→ Prompt: Check every line of the material below, and show those that contain "меня".

→ Source information:
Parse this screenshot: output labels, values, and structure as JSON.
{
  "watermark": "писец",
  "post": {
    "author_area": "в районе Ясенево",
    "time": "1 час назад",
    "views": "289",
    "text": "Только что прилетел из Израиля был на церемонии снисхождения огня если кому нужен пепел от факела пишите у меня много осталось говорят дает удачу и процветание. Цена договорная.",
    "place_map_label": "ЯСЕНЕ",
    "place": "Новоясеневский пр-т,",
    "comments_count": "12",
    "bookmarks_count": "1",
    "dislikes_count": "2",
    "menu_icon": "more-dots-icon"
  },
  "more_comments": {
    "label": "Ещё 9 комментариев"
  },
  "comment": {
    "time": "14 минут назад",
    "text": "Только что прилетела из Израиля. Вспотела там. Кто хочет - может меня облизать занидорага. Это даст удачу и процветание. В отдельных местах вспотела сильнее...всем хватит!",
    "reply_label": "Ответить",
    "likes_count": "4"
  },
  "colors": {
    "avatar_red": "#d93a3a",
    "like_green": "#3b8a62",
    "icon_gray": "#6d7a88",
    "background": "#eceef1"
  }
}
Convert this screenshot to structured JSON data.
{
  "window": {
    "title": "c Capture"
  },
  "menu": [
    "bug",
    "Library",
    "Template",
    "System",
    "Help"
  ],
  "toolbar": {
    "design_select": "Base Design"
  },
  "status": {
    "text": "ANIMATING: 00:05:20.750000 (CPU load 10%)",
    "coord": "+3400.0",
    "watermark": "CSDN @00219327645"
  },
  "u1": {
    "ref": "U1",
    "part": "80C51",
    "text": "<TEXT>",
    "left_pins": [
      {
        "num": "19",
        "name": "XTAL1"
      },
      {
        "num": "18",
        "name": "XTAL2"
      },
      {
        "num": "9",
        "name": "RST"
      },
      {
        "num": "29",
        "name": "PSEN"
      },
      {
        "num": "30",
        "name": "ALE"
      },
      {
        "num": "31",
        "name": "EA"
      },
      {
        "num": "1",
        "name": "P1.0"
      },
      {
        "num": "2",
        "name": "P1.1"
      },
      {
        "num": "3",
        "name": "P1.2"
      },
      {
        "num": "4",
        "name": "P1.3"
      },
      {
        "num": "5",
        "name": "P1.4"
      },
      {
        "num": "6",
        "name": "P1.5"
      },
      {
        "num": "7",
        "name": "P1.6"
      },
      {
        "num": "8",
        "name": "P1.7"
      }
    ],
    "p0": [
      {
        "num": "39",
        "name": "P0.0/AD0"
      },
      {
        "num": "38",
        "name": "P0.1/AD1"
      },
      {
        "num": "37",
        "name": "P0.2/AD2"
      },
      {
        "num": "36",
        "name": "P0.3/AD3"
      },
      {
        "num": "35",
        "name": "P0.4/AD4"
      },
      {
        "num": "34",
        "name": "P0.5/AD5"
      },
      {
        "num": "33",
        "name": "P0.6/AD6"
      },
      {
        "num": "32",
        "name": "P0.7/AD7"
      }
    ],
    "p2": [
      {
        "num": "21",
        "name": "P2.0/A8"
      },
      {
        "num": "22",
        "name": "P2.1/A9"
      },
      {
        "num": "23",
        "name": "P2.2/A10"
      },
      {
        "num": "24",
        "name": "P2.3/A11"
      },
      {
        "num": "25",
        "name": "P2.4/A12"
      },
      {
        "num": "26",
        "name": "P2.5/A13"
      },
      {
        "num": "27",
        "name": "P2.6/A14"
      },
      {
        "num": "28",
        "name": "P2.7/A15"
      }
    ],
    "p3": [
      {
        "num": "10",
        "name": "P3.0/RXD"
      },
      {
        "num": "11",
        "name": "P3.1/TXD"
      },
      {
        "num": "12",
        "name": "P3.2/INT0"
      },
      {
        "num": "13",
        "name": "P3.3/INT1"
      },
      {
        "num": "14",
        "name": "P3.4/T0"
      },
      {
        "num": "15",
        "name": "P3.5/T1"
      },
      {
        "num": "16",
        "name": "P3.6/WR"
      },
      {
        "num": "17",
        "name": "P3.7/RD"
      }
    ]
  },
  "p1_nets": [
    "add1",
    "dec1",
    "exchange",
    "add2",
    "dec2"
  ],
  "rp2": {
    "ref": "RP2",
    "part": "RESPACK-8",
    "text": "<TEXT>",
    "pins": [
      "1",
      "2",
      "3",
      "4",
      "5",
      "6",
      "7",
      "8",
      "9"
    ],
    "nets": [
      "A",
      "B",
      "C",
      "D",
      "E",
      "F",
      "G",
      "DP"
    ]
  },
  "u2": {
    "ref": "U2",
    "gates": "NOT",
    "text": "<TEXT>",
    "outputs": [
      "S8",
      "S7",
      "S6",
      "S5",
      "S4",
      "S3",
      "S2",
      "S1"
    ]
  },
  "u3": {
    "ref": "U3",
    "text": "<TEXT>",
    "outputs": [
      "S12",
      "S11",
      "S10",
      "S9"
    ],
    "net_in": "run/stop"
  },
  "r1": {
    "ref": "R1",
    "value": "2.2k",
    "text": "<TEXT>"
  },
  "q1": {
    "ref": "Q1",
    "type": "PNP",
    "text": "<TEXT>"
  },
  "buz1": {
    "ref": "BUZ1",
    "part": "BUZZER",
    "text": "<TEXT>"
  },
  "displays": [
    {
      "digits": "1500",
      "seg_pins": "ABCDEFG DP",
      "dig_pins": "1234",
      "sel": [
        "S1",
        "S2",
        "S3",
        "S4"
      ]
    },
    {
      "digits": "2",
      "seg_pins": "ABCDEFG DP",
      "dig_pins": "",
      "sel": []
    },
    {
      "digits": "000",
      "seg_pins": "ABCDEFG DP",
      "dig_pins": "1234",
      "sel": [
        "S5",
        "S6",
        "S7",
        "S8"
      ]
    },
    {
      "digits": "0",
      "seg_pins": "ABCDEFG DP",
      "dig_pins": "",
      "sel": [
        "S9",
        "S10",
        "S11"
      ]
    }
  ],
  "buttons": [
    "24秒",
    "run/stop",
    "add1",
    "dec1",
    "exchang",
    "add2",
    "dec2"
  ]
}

→ Written response:
    "text": "Только что прилетел из Израиля был на церемонии снисхождения огня если кому нужен пепел от факела пишите у меня много осталось говорят дает удачу и процветание. Цена договорная.",
    "text": "Только что прилетела из Израиля. Вспотела там. Кто хочет - может меня облизать занидорага. Это даст удачу и процветание. В отдельных местах вспотела сильнее...всем хватит!",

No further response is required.